  • Chest reconstruction (breast removal also called “top surgery”) for FtM trans men

  • Facial surgery

  • Laryngeal surgery (reducing the bulk of the laryngeal bulge ‘adam’s apple’ in MtF trans people)

  • “Bottom surgery” to align trans people’s genitalia with their lived gender



Transitioning in the New Zealand health system:


Unfortunately, the pathway through the healthcare system for trans people is not always as straightforward as it should be, with lots of inter-DHB and clinician variation.


Some health professionals may be unsure about how to go about referring patients on to get the treatment they need because they may only see a limited number of trans people every year.
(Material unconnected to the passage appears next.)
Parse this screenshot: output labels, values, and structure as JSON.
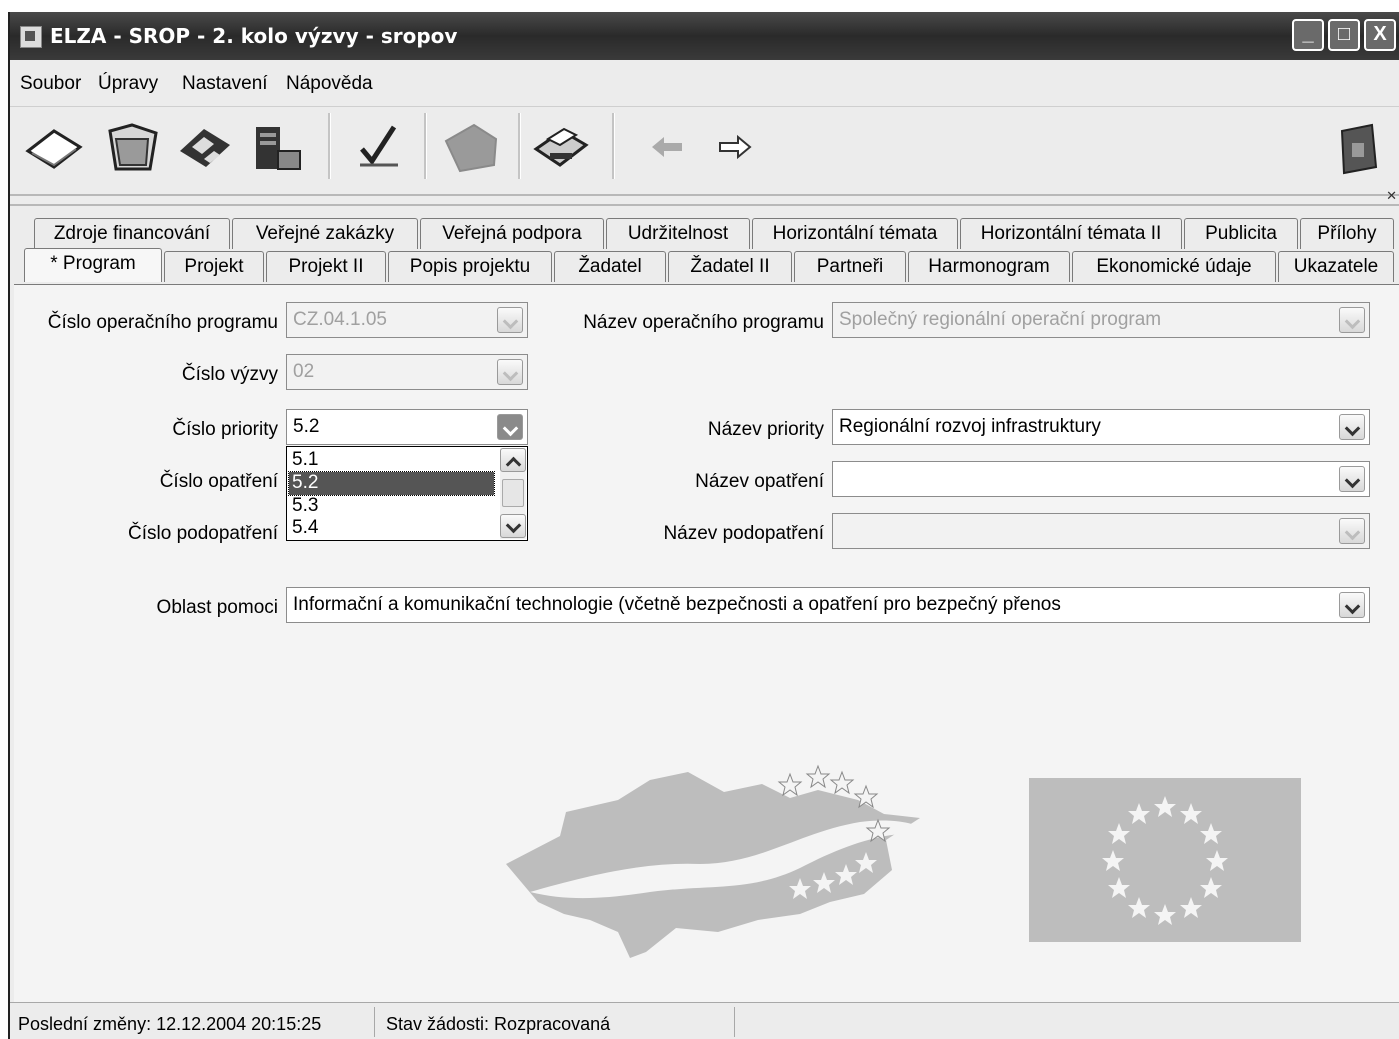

There are organisations in New Zealand which are dedicated to improving the experience of trans people in the healthcare system but often these services only operate in main centres such as Auckland and Wellington.
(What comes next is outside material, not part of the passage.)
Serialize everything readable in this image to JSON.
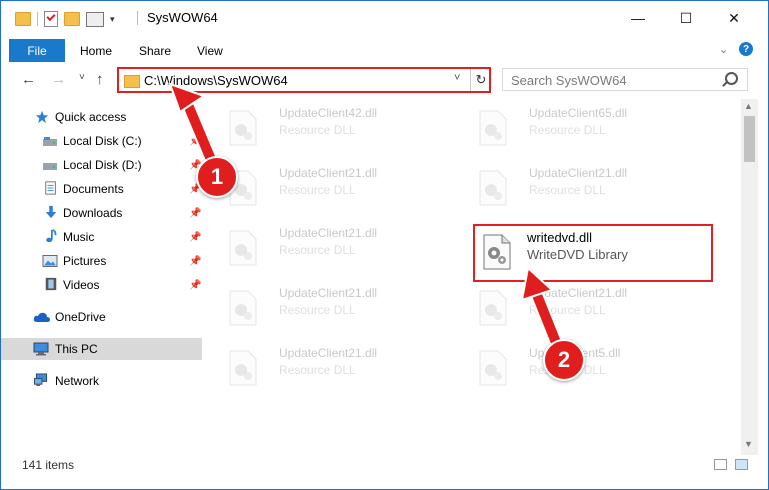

Usually, the first contact with the health system to begin medical transition is through a GP who can refer trans people on to psychologists and endocrinologists. Most GPs who specialise in youth and sexual health services are particularly clued-up about how to support trans people and may be the desired initial point of contact for trans adolescents.


Prior to commencing hormonal treatment in the NZ healthcare system, trans people need to have been assessed by a mental health professional - usually a psychologist, to ensure that they have the capacity to understand the implications of their treatment and to ensure that they are safe in their environment. Following assessment, an endocrinologist (a doctor who specialises in hormones) can commence patients on hormonal treatment.
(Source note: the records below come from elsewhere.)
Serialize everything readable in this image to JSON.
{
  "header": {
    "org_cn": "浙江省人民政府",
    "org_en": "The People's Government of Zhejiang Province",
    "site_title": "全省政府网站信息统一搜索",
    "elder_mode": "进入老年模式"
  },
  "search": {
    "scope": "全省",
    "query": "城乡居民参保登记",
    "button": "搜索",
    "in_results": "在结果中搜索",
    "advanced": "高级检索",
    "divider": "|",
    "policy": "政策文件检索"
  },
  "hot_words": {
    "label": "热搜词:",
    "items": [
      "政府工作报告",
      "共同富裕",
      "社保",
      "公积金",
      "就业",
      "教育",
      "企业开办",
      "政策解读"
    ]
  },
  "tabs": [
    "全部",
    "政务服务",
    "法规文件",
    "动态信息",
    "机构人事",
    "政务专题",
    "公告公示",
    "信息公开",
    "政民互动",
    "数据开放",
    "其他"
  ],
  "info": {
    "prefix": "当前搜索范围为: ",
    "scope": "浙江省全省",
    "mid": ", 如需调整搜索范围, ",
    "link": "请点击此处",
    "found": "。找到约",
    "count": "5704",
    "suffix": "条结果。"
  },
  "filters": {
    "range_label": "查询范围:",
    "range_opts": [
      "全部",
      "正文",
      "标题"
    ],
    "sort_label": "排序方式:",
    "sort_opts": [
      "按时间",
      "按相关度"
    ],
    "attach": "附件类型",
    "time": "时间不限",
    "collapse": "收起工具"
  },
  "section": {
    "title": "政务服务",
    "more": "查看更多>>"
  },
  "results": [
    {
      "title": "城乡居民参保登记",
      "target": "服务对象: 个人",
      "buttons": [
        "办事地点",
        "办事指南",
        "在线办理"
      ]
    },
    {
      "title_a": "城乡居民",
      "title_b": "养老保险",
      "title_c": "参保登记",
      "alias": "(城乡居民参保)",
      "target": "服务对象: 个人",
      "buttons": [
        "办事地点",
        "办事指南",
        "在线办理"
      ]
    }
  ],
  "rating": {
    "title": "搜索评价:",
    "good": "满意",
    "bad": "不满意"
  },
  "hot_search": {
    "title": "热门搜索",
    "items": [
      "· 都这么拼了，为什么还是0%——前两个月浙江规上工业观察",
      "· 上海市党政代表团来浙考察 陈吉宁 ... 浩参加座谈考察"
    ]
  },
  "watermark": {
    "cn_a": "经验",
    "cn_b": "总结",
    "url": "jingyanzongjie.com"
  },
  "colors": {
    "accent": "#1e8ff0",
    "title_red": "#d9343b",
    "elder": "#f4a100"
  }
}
Are there age limits?


For patients under 16, and usually up until age 18, consent for starting hormonal therapy is recommended from both the patient and their parents/caregivers. Under exceptional circumstances however, people under 16 may be allowed to start treatment without the consent of their parents as long as they are deemed competent.


Surgical treatment:


Unlike hormone therapy which is funded in New Zealand, only a few trans-related operations are funded in NZ each year. They are typically very difficult to access due to huge waiting lists and a lack of surgeons specialising in trans-surgery in New Zealand. Private surgery is costly but is probably the most common route for patients to take to get their surgery.


What can you do to help?


As a parent, sibling or friend, one of the most important things you can do if a person you know opens up to you as transgender is to show your support and acceptance.


It may initially come as a shock and it is natural for people in support networks to feel a sense of loss of the person as they transition from brother to sister or daughter to son.

It is important to remember that once someone transitions, they often become more themselves, feeling more comfortable in their bodies and are often far happier and have a better quality of life.


Voicing your support, being there for them, asking them what they need, helping them come out to other people if needed, helping them get in touch with services, asking them which pronouns and name they would like to be called, letting others know that the person has transitioned and would now like to be referred to by different pronouns are all supportive measures which can help protect trans people from the high rates of distress and suicide that the community experiences.




Resources (sourced from the Youth’12 fact sheet in New Zealand)


• Rainbow YOUTH for information about the ‘Star*’ group (and other helpful resources).


• OUTLineNZ 0800 OUTLINE (6885463) offers toll-free phone counselling and support for lesbian, gay, bisexual and transgender people


• Standards of Care for the Health of Transsexual, Transgender, and Gender-Nonconforming People, Version 7,%20V7.pdf


• Refuge Restroom (which seeks to provide safe restroom access for transgender, intersex, and gender nonconforming individuals)


• Trans people: facts & information from the Human Rights Commission


• Gender is not a uniform a resource from the Safe Schools Coalition Victoria






  1. Clark, Terryann C. et al. "The Health And Well-Being Of Transgender High School Students: Results From The New Zealand Adolescent Health Survey (Youth'12)". Journal of Adolescent Health 55.1 (2014): 93-99. Web. 22 Mar. 2016.

See also:

Did this article meet your requirements/expectations?